Gary Stein, the former Marine sergeant who received an other-than-honorable discharge after posting derogatory material about President Barack Obama on a Facebook page, isn't recoiling despite some admitted fears following his punishment.
In a recent interview with CBS, Stein said the controversy had left him concerned for his wife, his children and himself.
"Of course we are," he responded when asked if he was scared. "I think anybody'd be scared in this position."
Stein vaulted into the spotlight this year when his Armed Forces Tea Party Facebook page was uncovered. The page was designed as an outlet for service members to express their conservative ideologies, but according to reports, it frequently emerged as a forum for anti-Obama views seen as problematic by military officials.
The Associated Press relays some background on the content of the page:
The government submitted screen grabs of Stein's postings on one Facebook page he created called Armed Forces Tea Party, which the prosecutor said included the image of Obama on the "Jackass" movie poster.

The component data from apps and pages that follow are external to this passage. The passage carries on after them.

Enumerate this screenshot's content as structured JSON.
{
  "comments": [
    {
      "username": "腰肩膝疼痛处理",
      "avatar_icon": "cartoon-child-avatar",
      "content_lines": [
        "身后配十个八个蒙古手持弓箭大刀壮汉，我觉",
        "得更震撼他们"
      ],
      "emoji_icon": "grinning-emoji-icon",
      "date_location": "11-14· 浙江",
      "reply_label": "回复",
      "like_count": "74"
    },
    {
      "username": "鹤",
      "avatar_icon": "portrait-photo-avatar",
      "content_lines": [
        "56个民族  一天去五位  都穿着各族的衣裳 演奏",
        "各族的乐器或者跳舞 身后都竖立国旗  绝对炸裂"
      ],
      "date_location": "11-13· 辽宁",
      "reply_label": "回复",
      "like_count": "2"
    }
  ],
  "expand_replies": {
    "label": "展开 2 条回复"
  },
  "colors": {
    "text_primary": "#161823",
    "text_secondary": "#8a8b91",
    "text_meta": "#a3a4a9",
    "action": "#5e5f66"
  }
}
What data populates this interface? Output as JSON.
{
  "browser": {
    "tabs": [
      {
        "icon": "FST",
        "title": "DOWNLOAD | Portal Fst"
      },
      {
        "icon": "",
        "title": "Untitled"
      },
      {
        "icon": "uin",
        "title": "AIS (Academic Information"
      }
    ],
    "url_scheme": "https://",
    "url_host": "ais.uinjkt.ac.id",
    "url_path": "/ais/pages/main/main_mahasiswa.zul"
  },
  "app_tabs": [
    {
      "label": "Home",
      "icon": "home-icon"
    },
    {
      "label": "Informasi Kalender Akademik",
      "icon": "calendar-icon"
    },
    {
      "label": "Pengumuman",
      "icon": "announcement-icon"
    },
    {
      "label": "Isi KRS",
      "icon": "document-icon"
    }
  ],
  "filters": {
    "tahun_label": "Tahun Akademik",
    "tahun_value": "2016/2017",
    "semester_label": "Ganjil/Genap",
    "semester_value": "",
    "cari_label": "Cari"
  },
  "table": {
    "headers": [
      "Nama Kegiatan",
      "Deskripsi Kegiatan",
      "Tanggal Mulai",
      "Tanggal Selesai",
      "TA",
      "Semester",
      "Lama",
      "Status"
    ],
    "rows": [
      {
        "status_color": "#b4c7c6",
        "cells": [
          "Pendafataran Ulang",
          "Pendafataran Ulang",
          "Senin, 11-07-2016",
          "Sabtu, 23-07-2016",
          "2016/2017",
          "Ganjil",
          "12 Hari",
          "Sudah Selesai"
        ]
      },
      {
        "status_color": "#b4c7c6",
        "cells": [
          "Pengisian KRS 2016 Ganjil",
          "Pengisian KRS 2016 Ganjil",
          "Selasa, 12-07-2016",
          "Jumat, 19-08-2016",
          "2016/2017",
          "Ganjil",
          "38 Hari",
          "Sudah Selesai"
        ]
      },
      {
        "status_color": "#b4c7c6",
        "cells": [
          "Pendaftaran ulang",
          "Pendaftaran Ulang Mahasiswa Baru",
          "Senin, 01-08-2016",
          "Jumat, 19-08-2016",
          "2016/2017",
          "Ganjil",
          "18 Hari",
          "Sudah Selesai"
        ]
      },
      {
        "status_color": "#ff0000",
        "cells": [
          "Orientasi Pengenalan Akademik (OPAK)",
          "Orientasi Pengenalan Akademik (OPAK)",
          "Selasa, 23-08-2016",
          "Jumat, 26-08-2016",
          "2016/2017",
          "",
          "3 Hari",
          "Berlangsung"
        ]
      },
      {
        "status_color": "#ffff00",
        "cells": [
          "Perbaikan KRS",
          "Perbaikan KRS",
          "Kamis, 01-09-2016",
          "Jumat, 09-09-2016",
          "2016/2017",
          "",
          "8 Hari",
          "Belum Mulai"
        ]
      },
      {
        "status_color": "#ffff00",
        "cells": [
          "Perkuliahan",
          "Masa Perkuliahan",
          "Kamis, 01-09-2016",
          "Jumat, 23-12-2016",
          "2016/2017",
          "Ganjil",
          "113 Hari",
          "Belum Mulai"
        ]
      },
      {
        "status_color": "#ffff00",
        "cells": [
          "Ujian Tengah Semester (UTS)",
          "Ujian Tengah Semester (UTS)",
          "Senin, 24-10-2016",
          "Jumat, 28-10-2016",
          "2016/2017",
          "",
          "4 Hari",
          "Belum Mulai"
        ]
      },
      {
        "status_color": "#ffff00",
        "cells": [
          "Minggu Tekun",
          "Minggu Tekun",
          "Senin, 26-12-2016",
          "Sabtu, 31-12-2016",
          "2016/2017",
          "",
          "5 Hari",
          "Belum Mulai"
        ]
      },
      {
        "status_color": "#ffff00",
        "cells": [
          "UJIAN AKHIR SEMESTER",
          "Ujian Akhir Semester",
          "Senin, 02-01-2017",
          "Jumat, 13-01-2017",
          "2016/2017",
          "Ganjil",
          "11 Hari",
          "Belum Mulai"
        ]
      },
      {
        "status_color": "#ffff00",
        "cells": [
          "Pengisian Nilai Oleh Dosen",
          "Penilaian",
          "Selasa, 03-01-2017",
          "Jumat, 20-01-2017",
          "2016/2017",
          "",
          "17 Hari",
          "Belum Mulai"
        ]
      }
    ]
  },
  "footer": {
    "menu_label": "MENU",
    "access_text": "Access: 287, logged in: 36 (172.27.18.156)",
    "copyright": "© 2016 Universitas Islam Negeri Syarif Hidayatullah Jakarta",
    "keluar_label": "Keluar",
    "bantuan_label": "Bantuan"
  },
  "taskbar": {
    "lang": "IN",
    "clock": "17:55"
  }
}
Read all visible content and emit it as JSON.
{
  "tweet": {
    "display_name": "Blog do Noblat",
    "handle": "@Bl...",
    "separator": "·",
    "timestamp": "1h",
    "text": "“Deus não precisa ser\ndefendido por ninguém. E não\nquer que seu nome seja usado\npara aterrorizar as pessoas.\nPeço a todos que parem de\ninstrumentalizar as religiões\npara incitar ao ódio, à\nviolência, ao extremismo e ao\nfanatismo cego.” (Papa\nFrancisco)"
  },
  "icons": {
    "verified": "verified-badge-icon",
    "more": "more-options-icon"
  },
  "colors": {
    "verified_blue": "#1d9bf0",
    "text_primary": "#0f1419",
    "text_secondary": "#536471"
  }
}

Stein also superimposed Obama's image on a poster for "The Incredibles" movie that he changed to "The Horribles," the prosecutor said.
CBS provides the substance of a private internet chat that supposedly set off the investigation into Stein's conduct:
"I said on there," Stein read, "'As an active-duty Marine, I say, "Screw Obama," and I will not follow the orders from him - all orders from him.'"
He also said he would not salute President Obama, that he's the economic enemy, the religious enemy, also, a "domestic enemy."
Asked by CBS if he regretted his comments, Stein stood by his right to criticize the president -- not surprising considering he is still suing to overturn the discharge.
"George Washington, said, 'When we become a soldier, we do not lay aside the citizen,'" Stein told CBS, maintaining his belief that Obama's health care reform was "a great travesty."
Official Pentagon policy may not entirely agree, however, as it has long placed limits on the free speech of active-duty military personnel, including criticism of the commander in chief.